Inside Season 2 of ‘Wrecked’ with Brian Sacca
If you think acting is a job for soft, pampered elites, you should know that actor Brian Sacca got sunburned on his eyeballs while shooting the TBS series Wrecked. Now in its second season, Wrecked is basically the comedy version of Lost. Sacca, best known for his web series Fact Checkers Unit and his role as Robbie Feinberg in The Wolf of Wall Street, plays Danny, a boozehound forced to deal with the aftermath of a plane crash on a deserted island. I talked to Sacca about the perils of filming in the jungle, his time spent working under director Martin Scorsese, and how one exciting opportunity brought him back to the world of acting.
How did you end up getting involved with this series?
One of the producers, Jesse Hara. We have known each other for a long time. They were putting together a little table read of the script. Before they greenlit the pilot, TBS wanted to see how it sounded when it was read out loud. Jesse asked me to come over and read it. To be honest, I thought he just had some clients who wanted to hear the script out loud. I walked in and there were 50 to 70 people in this massive conference room and I was like, “Oh my God. I have to act really well now.” TBS was really excited. I still had to go through a traditional casting process, but I made a good impression in that room to where they were pretty gung-ho on me playing Danny. I feel very lucky and indebted to Jesse for getting me involved.
This is a pretty big role for you. You played one of Jordan Belfort’s wild crew in The Wolf of Wall Street. How does Wrecked compare to your experience on the movie?
The Wolf of Wall Street was a once in a lifetime experience. That crew of dudes was brought on because we could improvise in any situation. There were so many times where Scorsese would be like, “Guys, I want something to happen in this scene. Can you figure something out?” 90% of what I said in that movie was improvised that day. That was the greatest situation in the world. We shot that movie over the course of five and a half months. With Wrecked I feel very lucky because my cast members have become some of my closest friends. I’m not even saying that in that cliche way where actors are like, “The cast was sooo close.”
“We were just like one big, happy family.”

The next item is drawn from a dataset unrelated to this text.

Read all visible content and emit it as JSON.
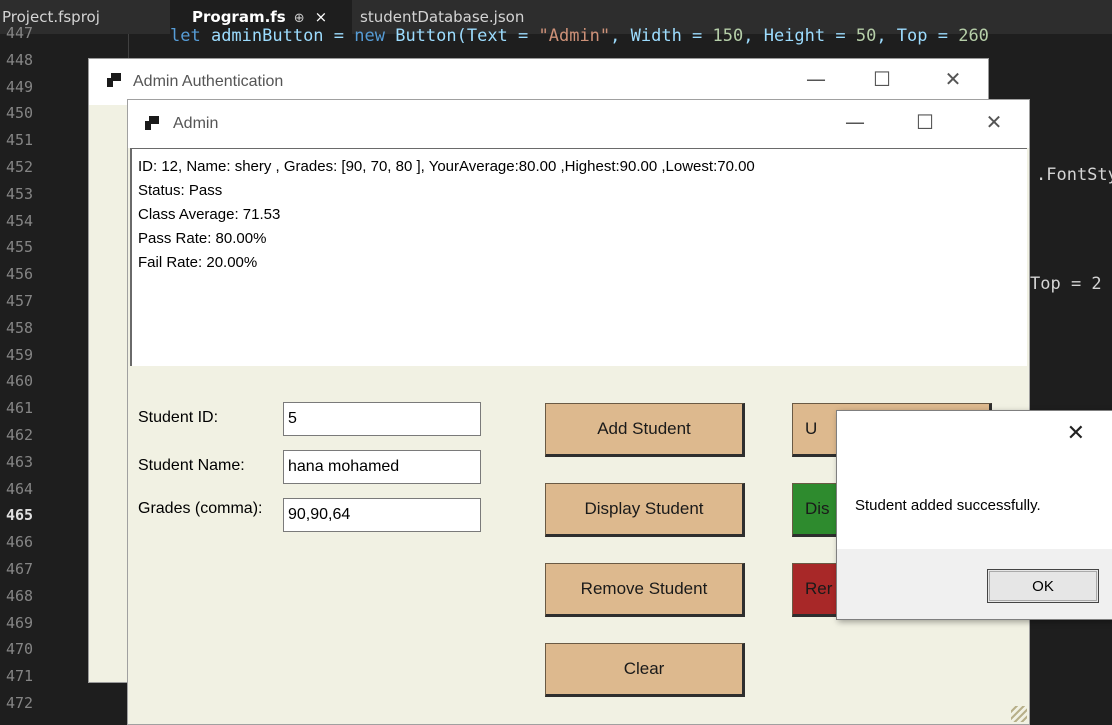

Exactly. Everybody says that. The difference for us is that we go live in these crazy tropical jungles for two and a half months every year and it’s kind of just us. You kind of do become a family because it’s all you have unless you are FaceTiming people. We shoot basically 300 pages in 10 weeks. We barrel through. You don’t get a lot of time to marinate in a scene. Once we shoot it we move on fast. There’s something kind of lovely about that. You don’t have a lot of time to think about what’s going on. Get in there, be funny, see if you can add anything, and get the fuck out. It’s different from Wolf because on Wolf sometimes we would shoot a scene over three days. Here, if you get two hours for a scene you feel glorious, like you can breathe.
You shot season 2 of Wrecked in Fiji, which is pretty amazing. But were the conditions a little rough?

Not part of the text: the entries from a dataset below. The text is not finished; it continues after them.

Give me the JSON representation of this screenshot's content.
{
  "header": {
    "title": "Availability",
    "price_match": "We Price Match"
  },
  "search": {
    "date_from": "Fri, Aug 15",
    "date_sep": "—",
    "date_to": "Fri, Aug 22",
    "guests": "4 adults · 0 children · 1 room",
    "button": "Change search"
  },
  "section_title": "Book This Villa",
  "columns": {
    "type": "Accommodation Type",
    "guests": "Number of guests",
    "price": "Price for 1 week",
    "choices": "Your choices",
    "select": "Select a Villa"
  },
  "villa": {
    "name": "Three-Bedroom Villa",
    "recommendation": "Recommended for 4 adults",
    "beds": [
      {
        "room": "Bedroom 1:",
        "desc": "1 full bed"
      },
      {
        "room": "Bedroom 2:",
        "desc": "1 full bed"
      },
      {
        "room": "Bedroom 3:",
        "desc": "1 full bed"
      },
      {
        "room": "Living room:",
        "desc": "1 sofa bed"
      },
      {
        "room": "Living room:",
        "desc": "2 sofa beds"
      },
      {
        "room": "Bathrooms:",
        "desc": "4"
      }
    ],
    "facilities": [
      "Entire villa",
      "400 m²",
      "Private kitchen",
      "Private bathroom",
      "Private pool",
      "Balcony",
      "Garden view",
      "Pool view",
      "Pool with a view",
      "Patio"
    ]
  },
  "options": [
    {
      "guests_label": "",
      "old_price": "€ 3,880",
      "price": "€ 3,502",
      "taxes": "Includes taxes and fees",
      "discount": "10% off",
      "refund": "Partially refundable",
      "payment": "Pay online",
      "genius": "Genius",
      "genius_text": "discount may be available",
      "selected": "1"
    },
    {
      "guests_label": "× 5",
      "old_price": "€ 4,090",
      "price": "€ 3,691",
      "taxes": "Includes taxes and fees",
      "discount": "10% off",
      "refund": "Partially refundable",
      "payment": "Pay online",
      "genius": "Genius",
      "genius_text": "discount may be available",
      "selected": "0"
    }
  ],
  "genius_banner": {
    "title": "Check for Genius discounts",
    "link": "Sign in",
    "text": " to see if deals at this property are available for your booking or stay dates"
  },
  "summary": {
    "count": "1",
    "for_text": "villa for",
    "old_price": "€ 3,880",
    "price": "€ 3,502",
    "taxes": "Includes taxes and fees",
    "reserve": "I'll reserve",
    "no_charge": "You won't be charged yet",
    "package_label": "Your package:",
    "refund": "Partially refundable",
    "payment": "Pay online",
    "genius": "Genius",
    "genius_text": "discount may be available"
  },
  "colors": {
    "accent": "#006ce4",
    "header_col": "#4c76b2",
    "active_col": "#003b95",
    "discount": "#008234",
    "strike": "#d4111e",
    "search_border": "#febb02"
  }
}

It was rough. It’s hot down there. The sun feels like it’s right above your head. Fiji is not a modern country by any means. There are issues. Like, there was an ice shortage for a little bit. We were like, “What do you mean?” They said, “The island is having problems with ice.” In the Modern Age how can you not get ice? It gets hot on set. You can’t close your eyes when you’re shooting. I actually got sunburned on my eyeballs. I didn’t know that was a thing that could happen. It makes you look like you’re high as fuck for about five days. I was walking around and people were like, “Yeah, dude.” I was like, “Oh, no. I just got sunburned on my eyeballs.” It was an intense shoot.
I read that at one point you were thinking about giving up acting.

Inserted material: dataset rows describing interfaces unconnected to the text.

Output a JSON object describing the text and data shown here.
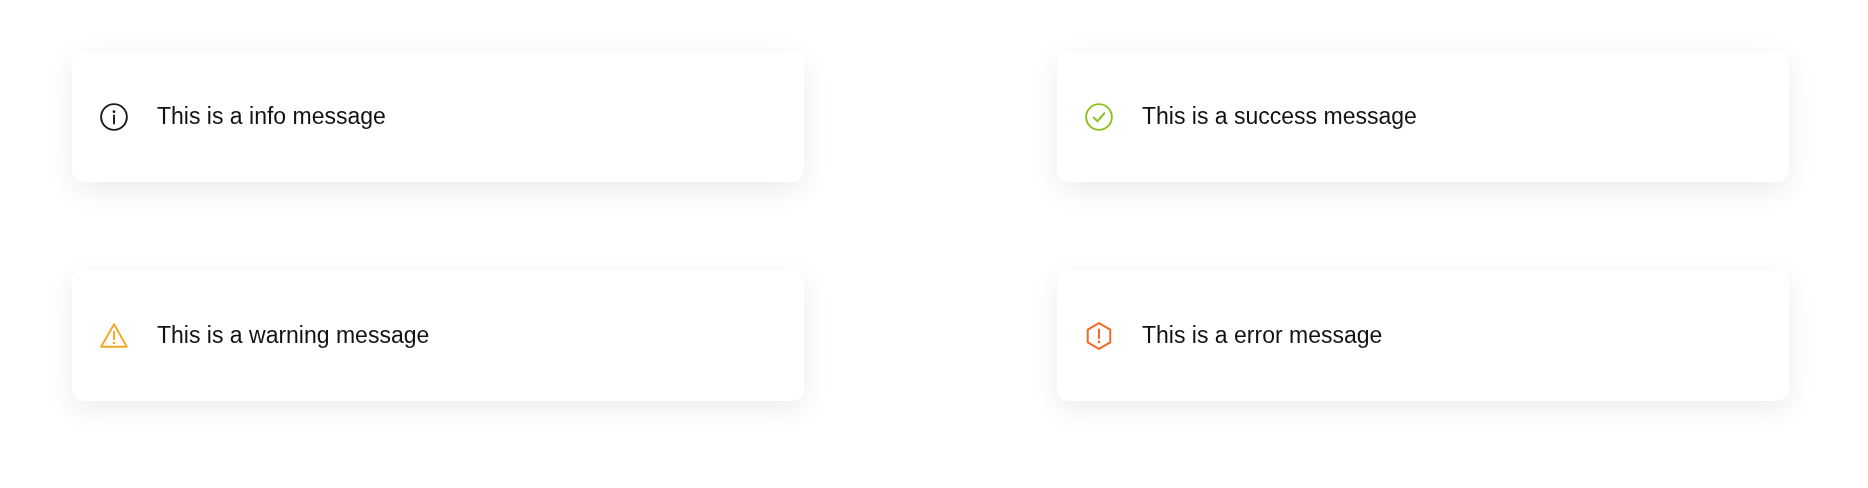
{
  "messages": [
    {
      "kind": "info",
      "text": "This is a info message",
      "color": "#1a1a1a"
    },
    {
      "kind": "success",
      "text": "This is a success message",
      "color": "#8cc21f"
    },
    {
      "kind": "warning",
      "text": "This is a warning message",
      "color": "#f5a623"
    },
    {
      "kind": "error",
      "text": "This is a error message",
      "color": "#f26522"
    }
  ]
}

Yeah, I did. There was a time of my life where I was mostly just producing branded content on the web because I could make money doing it and I wasn’t making money acting. I was doing that for about 18 months and to be honest, I was really enjoying it. Then I got an email that said, “Would you move to New York for The Wolf of Wall Street?” I replied, “For a werewolf movie?” They replied, “Directed by Martin Scorsese.” I was like, “Yes, please. How can I help?” That’s what brought me back into acting.
Was Fact Checkers Unit something you created for fun that later got turned into branded content?
Yeah, exactly. We just created it to be a funny short and amazingly we got Bill Murray to be in it. Years later a producer came to us and said, “Hey, I think I could sell this as a branded piece. Would you be interested?” We said, “Sure, let’s do it.” Actually, in this current world of alternative facts, we are talking with some people about possibly adapting it into a different format of a show. It’s hyper relevant right now. When we did it it was just a funny spoof on CSI. Now it’s like a real thing. This shit exists in today’s society.
Is what you’re doing now what you always dreamed of doing?
100%. This is what I always wanted to do. I even started a production company in college where I was optioning scripts from writers to try to make movies. All I ever wanted to do was be in entertainment in some fashion, whether it was writing, producing, or acting. Acting was a great in for me, because it was something I happened to have a skill at. But writing and producing…my brother and I were making videos from the time I was six years old. My mom would bring home her VHS camera from the university where she taught so that we could make silly little videos in our backyard. This is it.